Kiwi runner Nikki Hamblin is making headlines around the world after what’s being described as “the moment” of the Games.
Hamblin, 28, competing in the women’s 5000m heats, tripped on the curb with four laps to go, bringing US rival Abbey D’Agostino to the ground with her.
D’Agostino, 24, got back up and helped Hamblin, who remained on the ground and appeared to be crying after falling hard on her shoulder. Hamblin then helped up D’Agostino, who had crumpled with an ankle injury.
Well behind the other runners, the two ran together, Hamblin staying by the limping D’Agostino’s side to help her keep going.
The pair embraced and shared tears at the finish line before D’Agostino was taken from the track in a wheelchair.
Hamblin said after the race, “Suddenly, there was this hand on my shoulder, like ‘Get up. We have to finish this’ and I was like ‘Yup, yup, you’re right’. This is the Olympics Games. We have to finish this.
“She was pretty bad. When I turned around at the finish line and she’s still running, I was like, wow.”
Both failed to meet the qualifying time – but New Zealand and American officials protested, and they were added to the final lineup.
McDonald’s Athletes Village restaurant has capped orders to 20 items a person after some competitors pigged out.
Kiwi rowers Eric Murray and Hamish Bond air last Thursday, posted a photo to Twitter after their gold-medal win showing a wide spread of the free burgers.
Usain Bolt shared a picture of his famous eight-pack next to a nine-pack of chicken nuggets.
Australian badminton player Sawan Serasinghe was pictured sitting behind a spread of food totalling more than 8000 calories.
But Saint Lucia sailor Stephanie Devaux-Lovell posted a photo to Instagram of the long queue at Macca’s with the caption: “Thought athletes were supposed to eat healthy?”
His … and hers
He’s got six golds, she’s got four. But that’s the closest that British cyclists Laura Trott and her fiance Jason Kenny come to equal rights.
Trott has sponsors falling over themselves. Kenny lives on his annual lottery grant as an elite athlete.
She is backed by Prudential and Adidas, has a range of bikes, and regularly receives gifts like a new Jaguar, Stella McCartney gowns and more.
Kenny has failed to attract sponsorship. “I would love to get paid more but if people don’t want to sponsor me that’s the way it is,” he said before Rio. “We are in competition with all these pretty athletes … people who I can never compete with from a marketing point of view.”

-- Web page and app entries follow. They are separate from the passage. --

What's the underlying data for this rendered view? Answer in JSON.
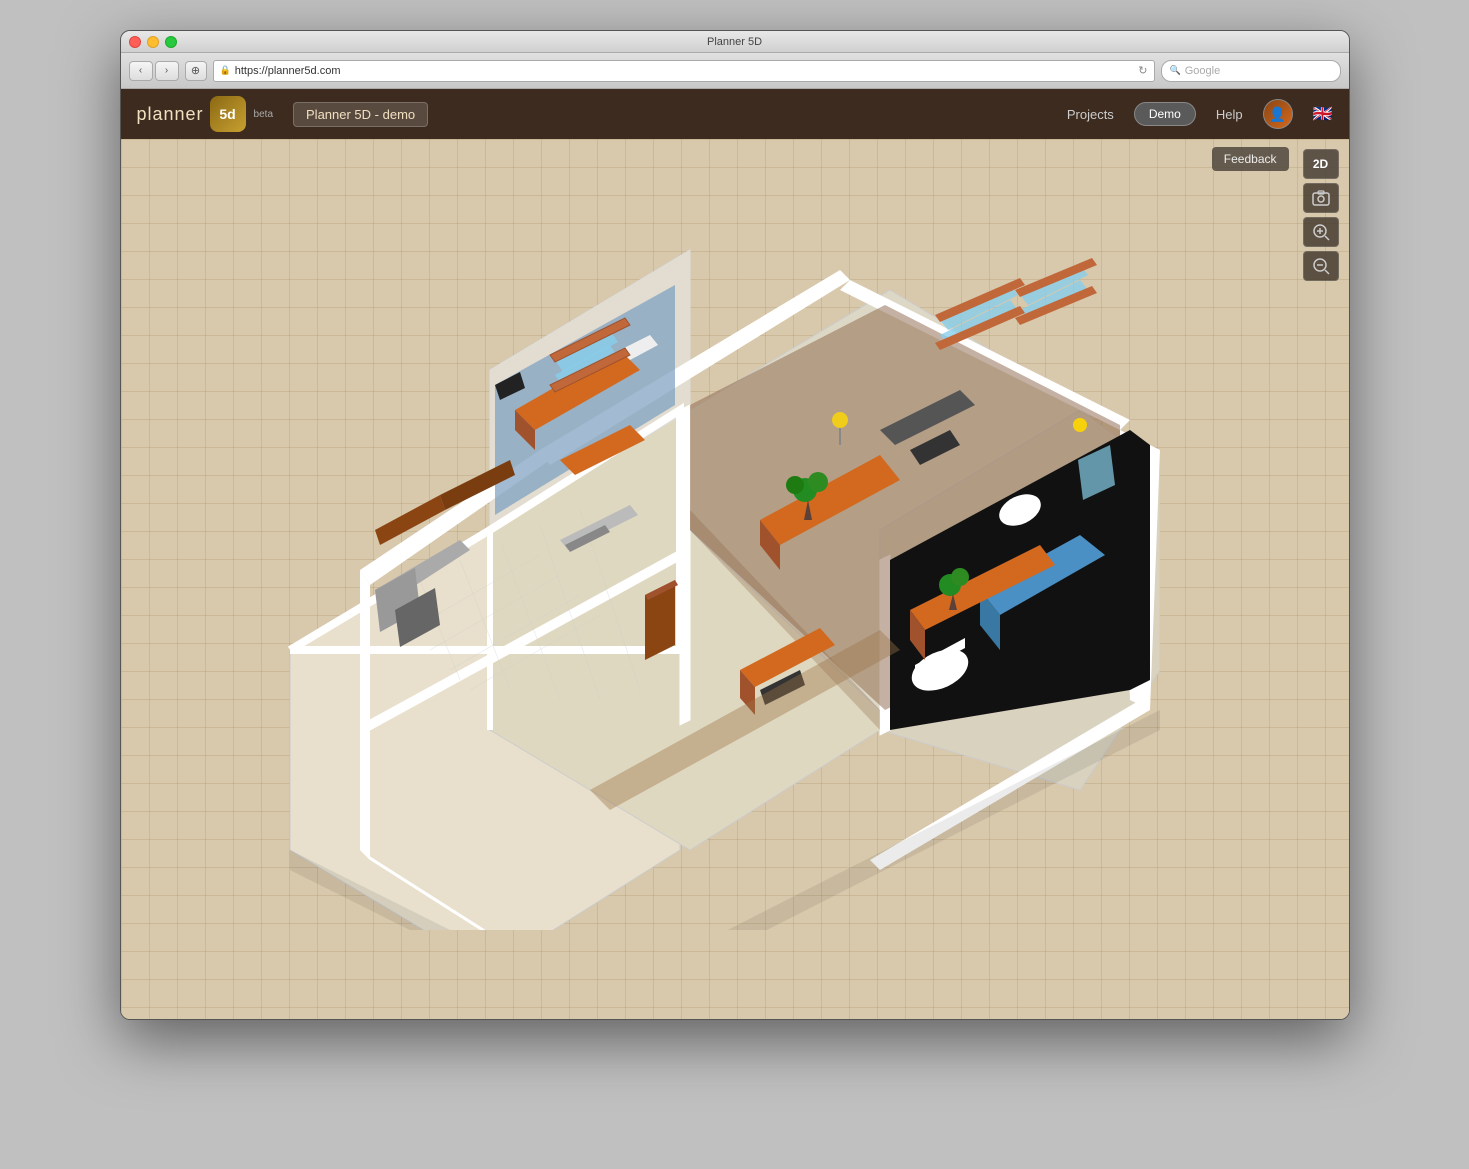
{
  "window": {
    "title": "Planner 5D"
  },
  "browser": {
    "url": "https://planner5d.com",
    "search_placeholder": "Google"
  },
  "header": {
    "logo_text": "planner",
    "logo_badge": "5d",
    "beta_label": "beta",
    "project_name": "Planner 5D - demo",
    "nav": {
      "projects": "Projects",
      "demo": "Demo",
      "help": "Help"
    }
  },
  "toolbar": {
    "feedback_label": "Feedback",
    "view_2d": "2D",
    "screenshot_icon": "📷",
    "zoom_in_icon": "🔍+",
    "zoom_out_icon": "🔍-"
  },
  "floorplan": {
    "description": "3D isometric floor plan with multiple rooms"
  }
}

Winners at London and Rio, Kenny and Trott are young enough to compete in the next two Games. After that? Kids to go with their two dogs, she says.
Every time Michael Phelps wins another gold, the US internal revenue department rubs its hands. His income tax bill for the 2016 Games will run out at $US55,000 for five golds and one silver.
American athletes who win medals are paid $25,000 for gold, $15,000 for silver and $10,000 by their Olympic committee. Of course, they can also write off some or all of their massive training expenses as tax deductions, whether they treat their sport as a business or a hobby.
The medals are taxed, too. Based on the commodity prices of the metals involved, gold is worth around $600, silver about $300 and bronze next to nothing.
Don’t feel too badly for Phelps, though. His net worth is about $55 million.
Anthony Ervin has become the oldest swimmer ever to win Olympic gold, the 35-year-old American winning the 50m freestyle by one hundredth of a second. It’s all the more remarkable considering he won the same event in Sydney 16 years ago.
“I kind of laughed. It’s almost absurd I was able to do it again,” he said.
Phelps is only 31. Maybe he could compete at Tokyo 2020. Someone should tell the tax man.